▶ _EXTRACTED RECORDS_:
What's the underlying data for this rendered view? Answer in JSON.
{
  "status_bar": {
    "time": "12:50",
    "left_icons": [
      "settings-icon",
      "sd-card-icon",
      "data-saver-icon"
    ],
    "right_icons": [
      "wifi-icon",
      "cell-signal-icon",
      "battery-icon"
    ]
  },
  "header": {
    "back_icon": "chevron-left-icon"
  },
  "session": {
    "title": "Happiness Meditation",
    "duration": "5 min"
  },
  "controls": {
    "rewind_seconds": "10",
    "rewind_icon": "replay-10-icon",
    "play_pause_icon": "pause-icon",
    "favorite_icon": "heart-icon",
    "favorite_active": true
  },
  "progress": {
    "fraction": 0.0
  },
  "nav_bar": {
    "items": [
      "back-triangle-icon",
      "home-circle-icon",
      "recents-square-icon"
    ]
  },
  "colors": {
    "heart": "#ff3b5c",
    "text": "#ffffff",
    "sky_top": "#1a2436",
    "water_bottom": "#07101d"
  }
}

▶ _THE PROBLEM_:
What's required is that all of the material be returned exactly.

▶ _ANSWER TO THIS TASK_:
What's the underlying data for this rendered view? Answer in JSON.
{
  "status_bar": {
    "time": "12:50",
    "left_icons": [
      "settings-icon",
      "sd-card-icon",
      "data-saver-icon"
    ],
    "right_icons": [
      "wifi-icon",
      "cell-signal-icon",
      "battery-icon"
    ]
  },
  "header": {
    "back_icon": "chevron-left-icon"
  },
  "session": {
    "title": "Happiness Meditation",
    "duration": "5 min"
  },
  "controls": {
    "rewind_seconds": "10",
    "rewind_icon": "replay-10-icon",
    "play_pause_icon": "pause-icon",
    "favorite_icon": "heart-icon",
    "favorite_active": true
  },
  "progress": {
    "fraction": 0.0
  },
  "nav_bar": {
    "items": [
      "back-triangle-icon",
      "home-circle-icon",
      "recents-square-icon"
    ]
  },
  "colors": {
    "heart": "#ff3b5c",
    "text": "#ffffff",
    "sky_top": "#1a2436",
    "water_bottom": "#07101d"
  }
}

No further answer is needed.